Method: Once the usability tasks were complete, participants completed a questionnaire. Participants indicated a level of agreement with ten statements, using a 1-5 scale, and had the option to write an additional comment per statement. For analysis, the results of the questionnaire are grouped into three usability categories; features, user interface and performance.
The first four questions of the usability study focussed on features of the website with a focus on interactions with navigation menus and links.
When looking at features of the website, participant highlighted navigation as a potnetial usability issues issue. Participants noted they need to click through too many menus, and that the pages contained information not relevant to what they are doing. They commented that navigation menus were not always clear where they would take the user. Finding exam timetables was highlighted as particularly difficult and potentially undoable without prior experience using the Blackboard system. At least two participants indicated that finding the exam time table would be impossible if they had not already how to found it previously. However, overall, our participant agreed with positives statements about the features of the website and disagreed with the negative one.
Questionnaire response shows most participants disagreed with the statement that the user did not like the colour palette. Comments on colour palette were generally favourable to neutral, with only one participant commenting that the colours could be more appealing. Most user’s also agreed that the website was visually appealing, comments included mentioning the colour palette being another critical feature as for why the site was attractive.

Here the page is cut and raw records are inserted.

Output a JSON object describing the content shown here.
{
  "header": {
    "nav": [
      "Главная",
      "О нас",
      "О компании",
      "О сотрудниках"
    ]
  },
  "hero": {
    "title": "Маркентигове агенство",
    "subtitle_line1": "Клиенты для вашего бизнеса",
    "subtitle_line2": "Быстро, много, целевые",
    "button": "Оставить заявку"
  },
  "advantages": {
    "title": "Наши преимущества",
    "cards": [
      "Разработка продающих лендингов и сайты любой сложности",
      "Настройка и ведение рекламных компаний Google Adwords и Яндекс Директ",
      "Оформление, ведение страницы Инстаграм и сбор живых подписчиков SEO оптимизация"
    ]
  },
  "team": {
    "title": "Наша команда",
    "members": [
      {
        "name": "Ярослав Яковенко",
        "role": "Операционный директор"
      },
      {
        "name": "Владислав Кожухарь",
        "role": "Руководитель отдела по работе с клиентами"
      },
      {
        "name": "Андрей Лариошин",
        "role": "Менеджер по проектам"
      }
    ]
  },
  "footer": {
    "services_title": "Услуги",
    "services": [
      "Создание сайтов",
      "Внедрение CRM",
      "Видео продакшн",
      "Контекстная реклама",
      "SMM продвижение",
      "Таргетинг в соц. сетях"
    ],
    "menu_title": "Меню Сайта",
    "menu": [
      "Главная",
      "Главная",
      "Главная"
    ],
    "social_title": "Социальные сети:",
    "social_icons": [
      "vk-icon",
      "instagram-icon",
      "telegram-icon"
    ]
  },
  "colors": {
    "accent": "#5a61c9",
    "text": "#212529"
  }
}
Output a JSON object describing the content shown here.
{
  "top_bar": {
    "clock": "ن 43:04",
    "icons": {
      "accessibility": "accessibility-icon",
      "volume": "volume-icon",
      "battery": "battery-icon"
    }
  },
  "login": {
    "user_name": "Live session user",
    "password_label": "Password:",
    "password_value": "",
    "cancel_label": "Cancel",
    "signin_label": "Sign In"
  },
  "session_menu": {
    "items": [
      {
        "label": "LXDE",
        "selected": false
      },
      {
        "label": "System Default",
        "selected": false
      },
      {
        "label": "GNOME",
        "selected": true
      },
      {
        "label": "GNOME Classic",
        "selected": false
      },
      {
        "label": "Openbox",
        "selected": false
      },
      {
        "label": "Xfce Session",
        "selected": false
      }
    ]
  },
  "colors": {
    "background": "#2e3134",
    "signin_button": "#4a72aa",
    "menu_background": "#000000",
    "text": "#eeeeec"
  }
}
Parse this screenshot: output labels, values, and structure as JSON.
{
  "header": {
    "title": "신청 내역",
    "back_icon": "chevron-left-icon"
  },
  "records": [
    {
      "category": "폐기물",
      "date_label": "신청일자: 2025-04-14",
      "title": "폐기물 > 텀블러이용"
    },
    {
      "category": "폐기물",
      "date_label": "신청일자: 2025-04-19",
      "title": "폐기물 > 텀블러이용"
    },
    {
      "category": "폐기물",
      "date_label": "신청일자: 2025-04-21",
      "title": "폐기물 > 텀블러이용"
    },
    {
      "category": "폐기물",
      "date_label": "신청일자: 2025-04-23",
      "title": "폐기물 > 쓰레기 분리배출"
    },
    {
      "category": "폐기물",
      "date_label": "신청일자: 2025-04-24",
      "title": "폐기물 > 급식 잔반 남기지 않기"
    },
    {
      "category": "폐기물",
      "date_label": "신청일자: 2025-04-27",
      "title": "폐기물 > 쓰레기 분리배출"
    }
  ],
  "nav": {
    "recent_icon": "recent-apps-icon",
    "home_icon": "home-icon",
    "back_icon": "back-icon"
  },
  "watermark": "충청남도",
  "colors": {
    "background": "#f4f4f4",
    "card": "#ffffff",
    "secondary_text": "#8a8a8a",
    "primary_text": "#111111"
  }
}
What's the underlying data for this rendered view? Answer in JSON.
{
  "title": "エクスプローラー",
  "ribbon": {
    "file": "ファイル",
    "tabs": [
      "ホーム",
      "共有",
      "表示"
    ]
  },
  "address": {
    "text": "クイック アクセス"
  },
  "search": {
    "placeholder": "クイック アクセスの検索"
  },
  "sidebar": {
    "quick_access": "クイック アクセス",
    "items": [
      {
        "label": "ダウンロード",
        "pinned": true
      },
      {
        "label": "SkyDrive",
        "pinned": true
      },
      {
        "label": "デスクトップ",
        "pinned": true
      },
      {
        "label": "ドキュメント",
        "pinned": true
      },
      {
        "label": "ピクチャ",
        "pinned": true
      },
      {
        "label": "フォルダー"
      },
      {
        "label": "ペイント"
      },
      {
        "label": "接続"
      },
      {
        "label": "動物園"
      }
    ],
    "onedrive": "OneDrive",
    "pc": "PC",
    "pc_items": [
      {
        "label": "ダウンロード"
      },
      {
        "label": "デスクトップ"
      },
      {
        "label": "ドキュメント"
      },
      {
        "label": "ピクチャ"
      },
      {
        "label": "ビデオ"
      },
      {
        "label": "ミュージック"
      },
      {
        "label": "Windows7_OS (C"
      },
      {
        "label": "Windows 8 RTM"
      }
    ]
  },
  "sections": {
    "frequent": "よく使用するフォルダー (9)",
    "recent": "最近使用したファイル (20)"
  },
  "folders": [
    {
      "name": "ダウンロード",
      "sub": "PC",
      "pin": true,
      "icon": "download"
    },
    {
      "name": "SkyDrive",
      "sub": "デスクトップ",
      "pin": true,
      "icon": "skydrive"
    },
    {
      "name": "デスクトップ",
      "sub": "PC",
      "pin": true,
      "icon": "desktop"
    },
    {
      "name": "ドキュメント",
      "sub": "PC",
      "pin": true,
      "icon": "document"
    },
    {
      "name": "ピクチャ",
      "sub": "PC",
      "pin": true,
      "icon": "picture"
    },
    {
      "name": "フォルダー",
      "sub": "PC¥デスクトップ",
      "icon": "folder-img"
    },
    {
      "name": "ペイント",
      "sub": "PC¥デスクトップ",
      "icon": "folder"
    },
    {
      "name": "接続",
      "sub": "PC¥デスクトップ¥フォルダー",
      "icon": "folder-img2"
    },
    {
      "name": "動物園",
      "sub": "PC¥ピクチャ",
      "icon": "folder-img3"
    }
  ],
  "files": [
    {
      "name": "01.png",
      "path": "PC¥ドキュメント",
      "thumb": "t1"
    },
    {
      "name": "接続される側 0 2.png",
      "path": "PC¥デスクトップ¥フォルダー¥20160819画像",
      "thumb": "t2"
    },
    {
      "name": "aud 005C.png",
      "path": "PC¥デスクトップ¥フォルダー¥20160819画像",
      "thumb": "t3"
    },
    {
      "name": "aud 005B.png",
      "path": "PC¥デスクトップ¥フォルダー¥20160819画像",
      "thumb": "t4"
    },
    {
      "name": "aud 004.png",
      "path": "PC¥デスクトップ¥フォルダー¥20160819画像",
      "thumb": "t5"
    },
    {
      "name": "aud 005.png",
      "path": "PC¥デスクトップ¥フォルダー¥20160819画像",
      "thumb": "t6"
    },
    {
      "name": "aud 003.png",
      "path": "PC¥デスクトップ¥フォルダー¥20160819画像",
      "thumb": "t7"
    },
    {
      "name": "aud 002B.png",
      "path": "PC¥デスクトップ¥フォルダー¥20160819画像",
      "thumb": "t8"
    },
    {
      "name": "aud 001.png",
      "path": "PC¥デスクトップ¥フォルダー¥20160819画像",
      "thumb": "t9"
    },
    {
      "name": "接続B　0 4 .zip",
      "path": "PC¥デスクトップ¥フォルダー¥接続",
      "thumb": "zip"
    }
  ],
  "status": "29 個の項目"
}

On average, there was a marginal agreement with the statement that the user interface was cluttered. This was the only negative statement in the post-questionnaire study that more people agreed with than disagreed. Comments indicated that potentially there are too many things going on per webpage, particularly the home page. It is interesting to note that the average score for users who found Blackboard cluttered (2.5) is very similar to the score of users who found Blackboard hard to navigate (2.75). There could be a possible correlation between the users who find Blackboard easy to see, also end up finding Blackboard easy to navigate. In a study done by Oxford’s Dr David R Danielson (2002) on ‘Web Navigation & Behavioural Effects’, it states that the lack of visual cues present in navigation can contribute to the website feeling “cluttered”, which ties back to our hypothesis and correlation found above.
Questionnaire results covering the performance of the website scored the two highest positive responses. Participants on average felt load time were appropriate and didn’t agree that the site was unresponsive. Some comments mentioned how fast the website loaded and said it felt responsive as well. One commenter commented that they thought some part of the page could load a bit faster, but otherwise the usability feedback indicate usability issues of performance are very limited, suggesting the website may be well optimised. A contributing factor to the positive performance of the Blackboard site may be the high broadband speed available at the Auckland University of Technology, where the usability studies took place. Testing the perceived performance of the site at differing speeds of broadband would be useful, but is beyond the scope of this project.
Based on the feedback gathered and reviews given by the users, this study recommends the following
changes for AUT to consider: